═══ Extracted entries

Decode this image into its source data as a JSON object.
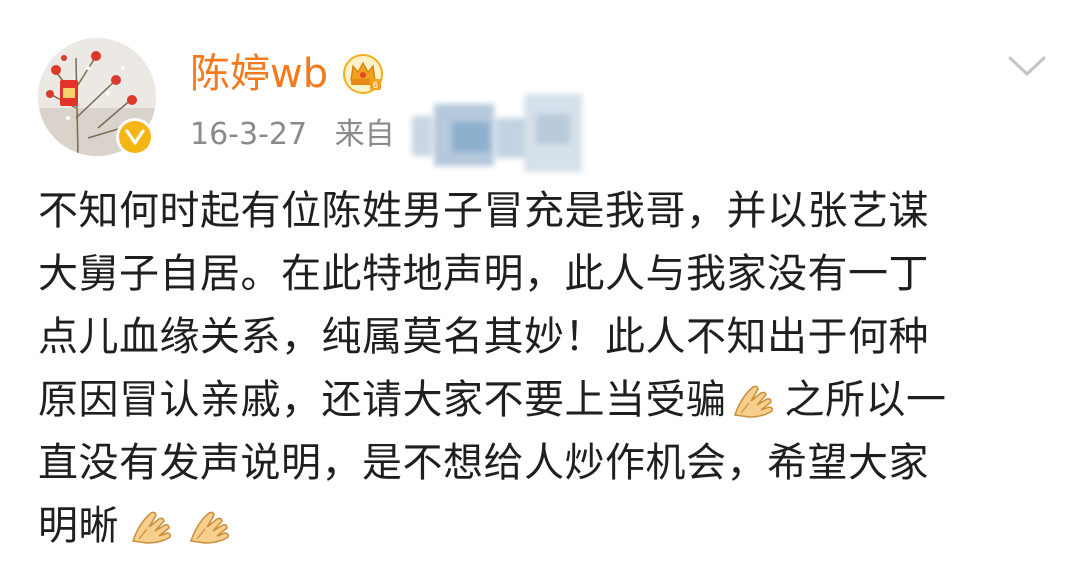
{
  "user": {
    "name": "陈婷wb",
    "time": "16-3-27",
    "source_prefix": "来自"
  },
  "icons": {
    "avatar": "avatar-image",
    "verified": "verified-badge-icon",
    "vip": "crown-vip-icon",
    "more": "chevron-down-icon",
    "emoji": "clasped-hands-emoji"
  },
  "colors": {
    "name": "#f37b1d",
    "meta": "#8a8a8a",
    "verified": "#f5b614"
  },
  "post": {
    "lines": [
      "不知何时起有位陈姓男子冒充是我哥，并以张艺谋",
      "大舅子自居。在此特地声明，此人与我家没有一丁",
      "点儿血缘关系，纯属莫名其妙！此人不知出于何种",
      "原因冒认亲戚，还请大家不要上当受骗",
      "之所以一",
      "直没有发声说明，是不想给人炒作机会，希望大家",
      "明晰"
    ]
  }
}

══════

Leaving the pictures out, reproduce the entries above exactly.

● Task answer:
Decode this image into its source data as a JSON object.
{
  "user": {
    "name": "陈婷wb",
    "time": "16-3-27",
    "source_prefix": "来自"
  },
  "icons": {
    "avatar": "avatar-image",
    "verified": "verified-badge-icon",
    "vip": "crown-vip-icon",
    "more": "chevron-down-icon",
    "emoji": "clasped-hands-emoji"
  },
  "colors": {
    "name": "#f37b1d",
    "meta": "#8a8a8a",
    "verified": "#f5b614"
  },
  "post": {
    "lines": [
      "不知何时起有位陈姓男子冒充是我哥，并以张艺谋",
      "大舅子自居。在此特地声明，此人与我家没有一丁",
      "点儿血缘关系，纯属莫名其妙！此人不知出于何种",
      "原因冒认亲戚，还请大家不要上当受骗",
      "之所以一",
      "直没有发声说明，是不想给人炒作机会，希望大家",
      "明晰"
    ]
  }
}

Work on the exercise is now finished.